For the 2006 season, Leffler was signed to return to Braun Racing to drive the #32 Chevrolet. The team carried sponsorship from Lucas Oil, Fraternal Order of Eagles, and ABF U-Pack Moving. The #32 team became the #38 team with sponsorship from Great Clips after it merged with Akins Motorsports. Jason also attempted to qualify for the second last race of the chase at Phoenix in the #71 for Braun Racing but failed to qualify.
During the 2007 season, Leffler won the pole for the Winn-Dixie 250 at Daytona International Speedway. He finished 9th. Leffler would make NASCAR history July 28, 2007 as he passed Greg Biffle with two laps remaining to win the Nascar Busch Series Kroger 200 at O'Reilly Raceway Park. The win marked the first race victory for a Toyota Camry in Busch Series competition, and the first win for a foreign manufacturer in a top-tier NASCAR series since Al Keller won in a Jaguar in 1954. The win also marked Leffler's second career Busch Series win and first win since the 2004 season.
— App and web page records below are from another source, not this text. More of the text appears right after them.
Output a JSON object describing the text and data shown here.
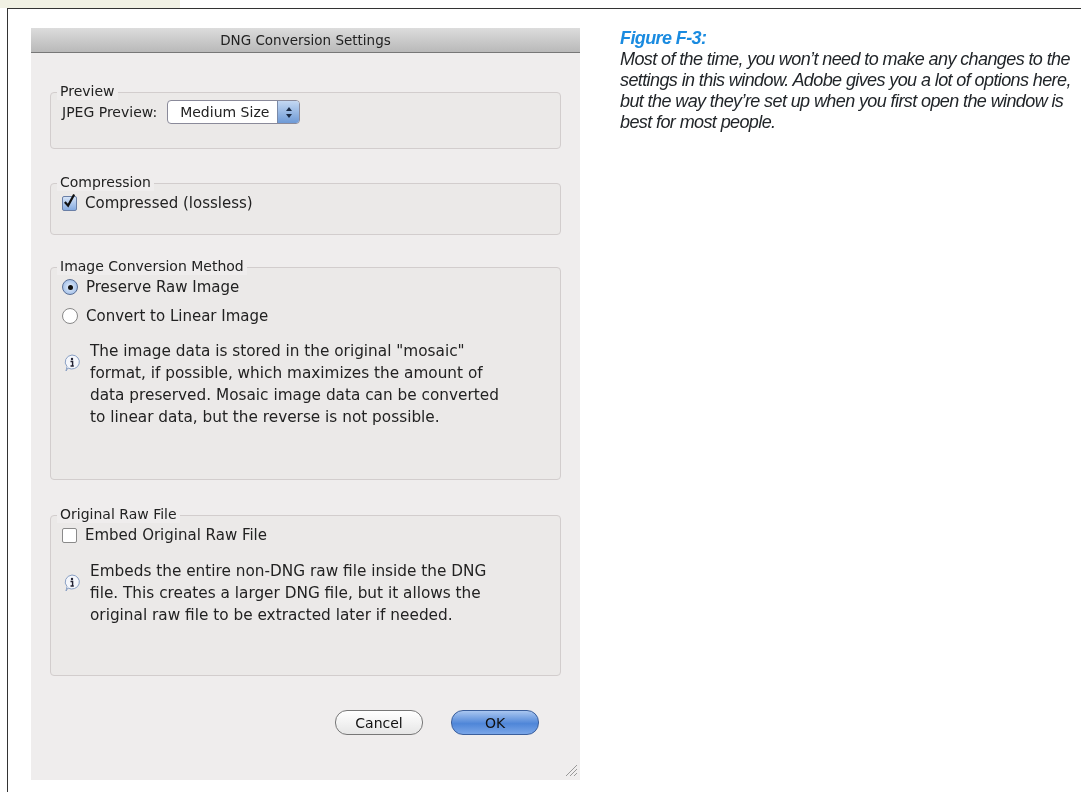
{
  "dialog": {
    "title": "DNG Conversion Settings",
    "groups": [
      {
        "title": "Preview",
        "items": [
          {
            "kind": "select",
            "label": "JPEG Preview:",
            "value": "Medium Size"
          }
        ]
      },
      {
        "title": "Compression",
        "items": [
          {
            "kind": "checkbox",
            "label": "Compressed (lossless)",
            "checked": true
          }
        ]
      },
      {
        "title": "Image Conversion Method",
        "items": [
          {
            "kind": "radio",
            "label": "Preserve Raw Image",
            "selected": true
          },
          {
            "kind": "radio",
            "label": "Convert to Linear Image",
            "selected": false
          },
          {
            "kind": "info",
            "text": "The image data is stored in the original \"mosaic\" format, if possible, which maximizes the amount of data preserved. Mosaic image data can be converted to linear data, but the reverse is not possible."
          }
        ]
      },
      {
        "title": "Original Raw File",
        "items": [
          {
            "kind": "checkbox",
            "label": "Embed Original Raw File",
            "checked": false
          },
          {
            "kind": "info",
            "text": "Embeds the entire non-DNG raw file inside the DNG file. This creates a larger DNG file, but it allows the original raw file to be extracted later if needed."
          }
        ]
      }
    ],
    "buttons": [
      {
        "label": "Cancel",
        "default": false
      },
      {
        "label": "OK",
        "default": true
      }
    ]
  },
  "caption": {
    "title": "Figure F-3:",
    "text": "Most of the time, you won’t need to make any changes to the settings in this window. Adobe gives you a lot of options here, but the way they’re set up when you first open the window is best for most people."
  }
}
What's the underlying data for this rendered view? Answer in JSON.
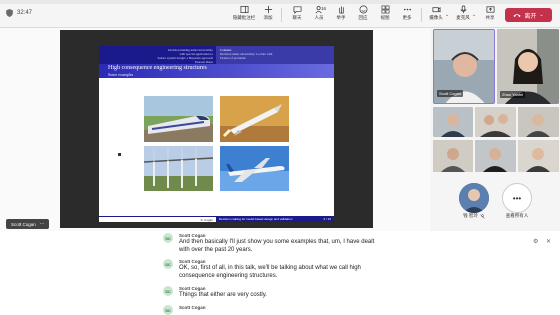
{
  "title_strip": "",
  "topbar": {
    "timer": "32:47",
    "buttons": [
      {
        "label": "隐藏批注栏",
        "icon": "toggle-pane-icon"
      },
      {
        "label": "添加",
        "icon": "add-icon"
      },
      {
        "label": "聊天",
        "icon": "chat-icon"
      },
      {
        "label": "人员",
        "icon": "people-icon",
        "count": "16"
      },
      {
        "label": "举手",
        "icon": "raise-hand-icon"
      },
      {
        "label": "回应",
        "icon": "react-icon"
      },
      {
        "label": "视图",
        "icon": "view-icon"
      },
      {
        "label": "更多",
        "icon": "more-icon"
      },
      {
        "label": "摄像头",
        "icon": "camera-icon"
      },
      {
        "label": "麦克风",
        "icon": "mic-icon"
      },
      {
        "label": "共享",
        "icon": "share-icon"
      }
    ],
    "leave_label": "离开"
  },
  "slide": {
    "header_left": [
      "Decision making under uncertainty",
      "with special application to",
      "Sensor system design: a Bayesian approach",
      "Pearson Dates"
    ],
    "header_right_title": "Contents",
    "header_right_lines": [
      "Decision under uncertainty: Lecture with",
      "Feature of problems"
    ],
    "title": "High consequence engineering structures",
    "subtitle": "Some examples",
    "footer_left": "S. Cogan",
    "footer_right": "Decision making for model based design and validation",
    "footer_page": "3 / 10"
  },
  "speaker_label": "Scott Cogan",
  "gallery": {
    "tiles": [
      {
        "name": "Scott Cogan"
      },
      {
        "name": "Zhao Yanfei"
      }
    ],
    "avatars": [
      {
        "name": "钱 智玲",
        "initials": "",
        "mic": "mic-off-icon"
      },
      {
        "name": "查看所有人",
        "initials": "•••"
      }
    ]
  },
  "messages": [
    {
      "initials": "SC",
      "name": "Scott Cogan",
      "lines": [
        "And then basically I'll just show you some examples that, um, I have dealt",
        "with over the past 20 years."
      ]
    },
    {
      "initials": "SC",
      "name": "Scott Cogan",
      "lines": [
        "OK, so, first of all, in this talk, we'll be talking about what we call high",
        "consequence engineering structures."
      ]
    },
    {
      "initials": "SC",
      "name": "Scott Cogan",
      "lines": [
        "Things that either are very costly."
      ]
    },
    {
      "initials": "SC",
      "name": "Scott Cogan",
      "lines": [
        ""
      ]
    }
  ],
  "colors": {
    "leave": "#c4314b",
    "slide_header": "#1a1a8c",
    "slide_title_bar": "#2a2ab5"
  }
}
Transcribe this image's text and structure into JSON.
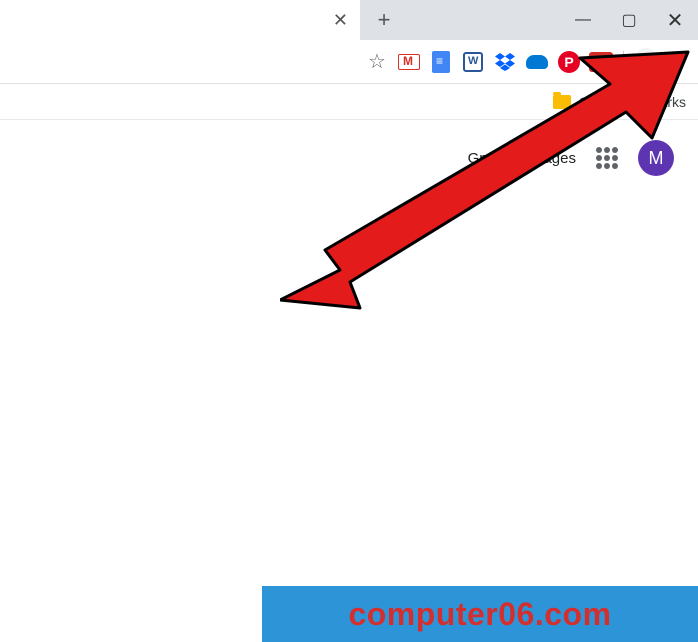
{
  "tab": {
    "close_glyph": "✕"
  },
  "newtab_glyph": "+",
  "window_controls": {
    "minimize": "—",
    "maximize": "▢",
    "close": "✕"
  },
  "toolbar": {
    "star": "☆",
    "extensions": {
      "pinterest_letter": "P",
      "lastpass_dots": "•••"
    }
  },
  "bookmarks": {
    "other_label": "Other bookmarks"
  },
  "content": {
    "gmail": "Gmail",
    "images": "Images",
    "avatar_letter": "M"
  },
  "watermark": "computer06.com"
}
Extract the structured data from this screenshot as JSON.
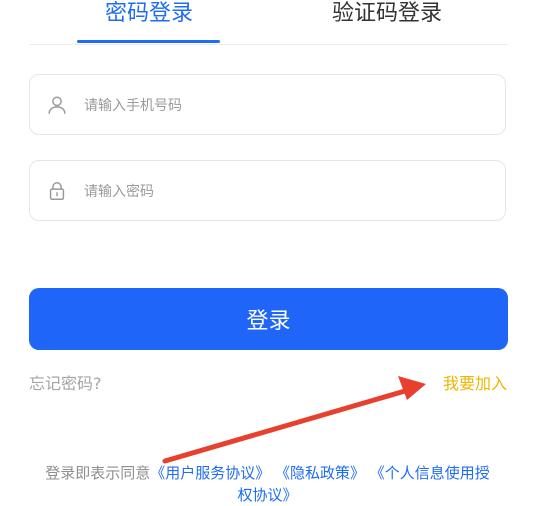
{
  "tabs": {
    "password_login": "密码登录",
    "code_login": "验证码登录"
  },
  "fields": {
    "phone_placeholder": "请输入手机号码",
    "password_placeholder": "请输入密码"
  },
  "login_button": "登录",
  "forgot_password": "忘记密码?",
  "join": "我要加入",
  "agreement": {
    "prefix": "登录即表示同意",
    "user_service": "《用户服务协议》",
    "privacy": "《隐私政策》",
    "personal_info": "《个人信息使用授权协议》"
  },
  "colors": {
    "primary": "#1f66f8",
    "join": "#f0b400",
    "arrow": "#e8402f"
  }
}
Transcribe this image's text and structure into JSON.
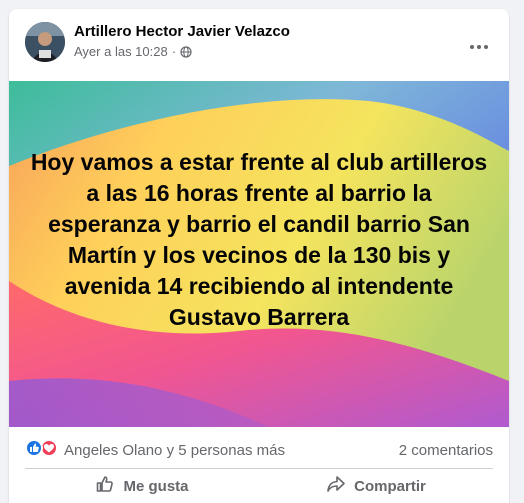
{
  "post": {
    "author": "Artillero Hector Javier Velazco",
    "timestamp": "Ayer a las 10:28",
    "separator": "·",
    "privacy_icon": "globe-icon",
    "more_icon": "more-options-icon",
    "text": "Hoy vamos a estar frente al club artilleros a las 16 horas frente al barrio la esperanza y barrio el candil barrio San Martín y los vecinos de la 130 bis y avenida 14 recibiendo al intendente Gustavo Barrera"
  },
  "reactions": {
    "icons": [
      "like-icon",
      "love-icon"
    ],
    "summary": "Angeles Olano y 5 personas más",
    "comments": "2 comentarios"
  },
  "actions": {
    "like_label": "Me gusta",
    "share_label": "Compartir"
  },
  "colors": {
    "accent": "#1b74e4",
    "love": "#f33e58",
    "muted_text": "#65676b"
  }
}
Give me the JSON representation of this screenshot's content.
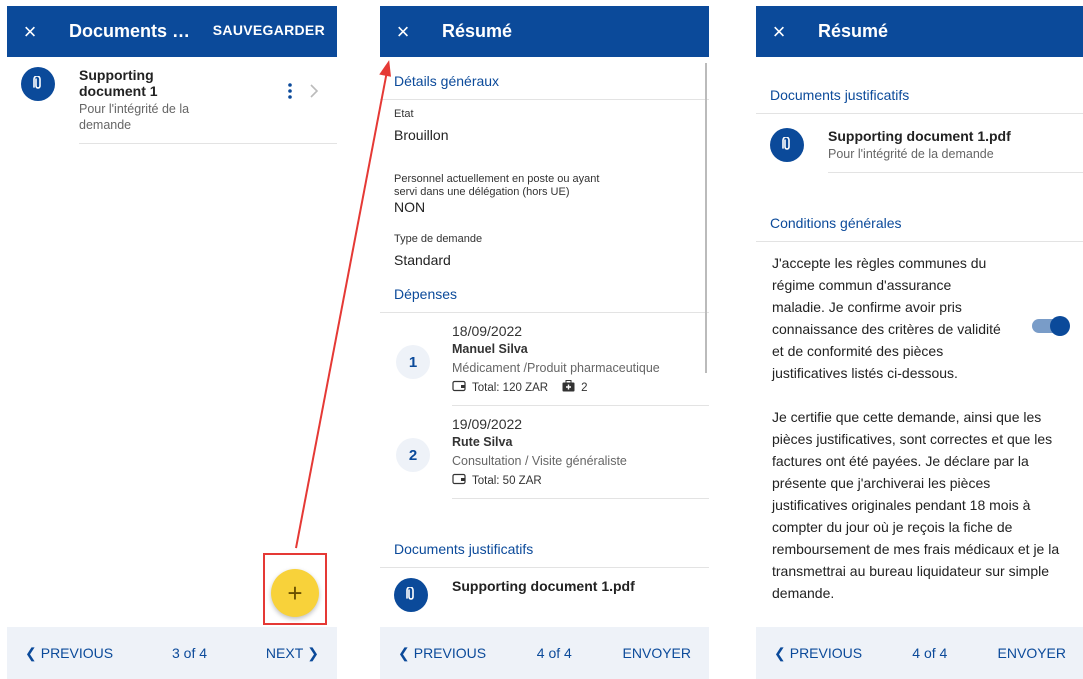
{
  "panel1": {
    "close_icon": "×",
    "title": "Documents …",
    "save_label": "SAUVEGARDER",
    "doc": {
      "title": "Supporting document 1",
      "subtitle": "Pour l'intégrité de la demande"
    },
    "fab_label": "+",
    "bottom": {
      "prev": "PREVIOUS",
      "pager": "3 of 4",
      "next": "NEXT"
    }
  },
  "panel2": {
    "close_icon": "×",
    "title": "Résumé",
    "general_header": "Détails généraux",
    "fields": [
      {
        "label": "Etat",
        "value": "Brouillon"
      },
      {
        "label": "Personnel actuellement en poste ou ayant servi dans une délégation (hors UE)",
        "value": "NON"
      },
      {
        "label": "Type de demande",
        "value": "Standard"
      }
    ],
    "expenses_header": "Dépenses",
    "expenses": [
      {
        "num": "1",
        "date": "18/09/2022",
        "name": "Manuel Silva",
        "desc": "Médicament /Produit pharmaceutique",
        "total": "Total: 120 ZAR",
        "count": "2"
      },
      {
        "num": "2",
        "date": "19/09/2022",
        "name": "Rute Silva",
        "desc": "Consultation / Visite généraliste",
        "total": "Total: 50 ZAR"
      }
    ],
    "docs_header": "Documents justificatifs",
    "doc": {
      "title": "Supporting document 1.pdf"
    },
    "bottom": {
      "prev": "PREVIOUS",
      "pager": "4 of 4",
      "send": "ENVOYER"
    }
  },
  "panel3": {
    "close_icon": "×",
    "title": "Résumé",
    "docs_header": "Documents justificatifs",
    "doc": {
      "title": "Supporting document 1.pdf",
      "subtitle": "Pour l'intégrité de la demande"
    },
    "conditions_header": "Conditions générales",
    "conditions_text1": "J'accepte les règles communes du régime commun d'assurance maladie. Je confirme avoir pris connaissance des critères de validité et de conformité des pièces justificatives listés ci-dessous.",
    "conditions_text2": "Je certifie que cette demande, ainsi que les pièces justificatives, sont correctes et que les factures ont été payées. Je déclare par la présente que j'archiverai les pièces justificatives originales pendant 18 mois à compter du jour où je reçois la fiche de remboursement de mes frais médicaux et je la transmettrai au bureau liquidateur sur simple demande.",
    "toggle_on": true,
    "bottom": {
      "prev": "PREVIOUS",
      "pager": "4 of 4",
      "send": "ENVOYER"
    }
  },
  "colors": {
    "primary": "#0b4a9a",
    "fab": "#f8d23a",
    "highlight": "#e53935"
  }
}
Leffer returned to Sprint Cup in 2008 for a few races in the #70 Haas CNC Chevy while driving full time for Braun Racing's #38 Toyota Camry.
On June 12, 2013, Jason was racing in a Sprint Car event at Bridgeport Speedway in New Jersey when his car flipped violently a number of time. He was cut out of his car and airlifted to the hospital where he later died. NASCAR announced that in all of the races between June 13 and June 16, cars and trucks will have a sticker showing support for Jason's family. The current cause of death is unknown.
To honor Jason, Denny Hamlin, who replaced Jason in the #11 Toyota in 2006, drove a special paint scheme that resembled Jason's 2005 car. Denny finished
- He was inducted in the National Midget Auto Racing Hall of Fame in 2003. He had 18 national championship midget car wins at that time.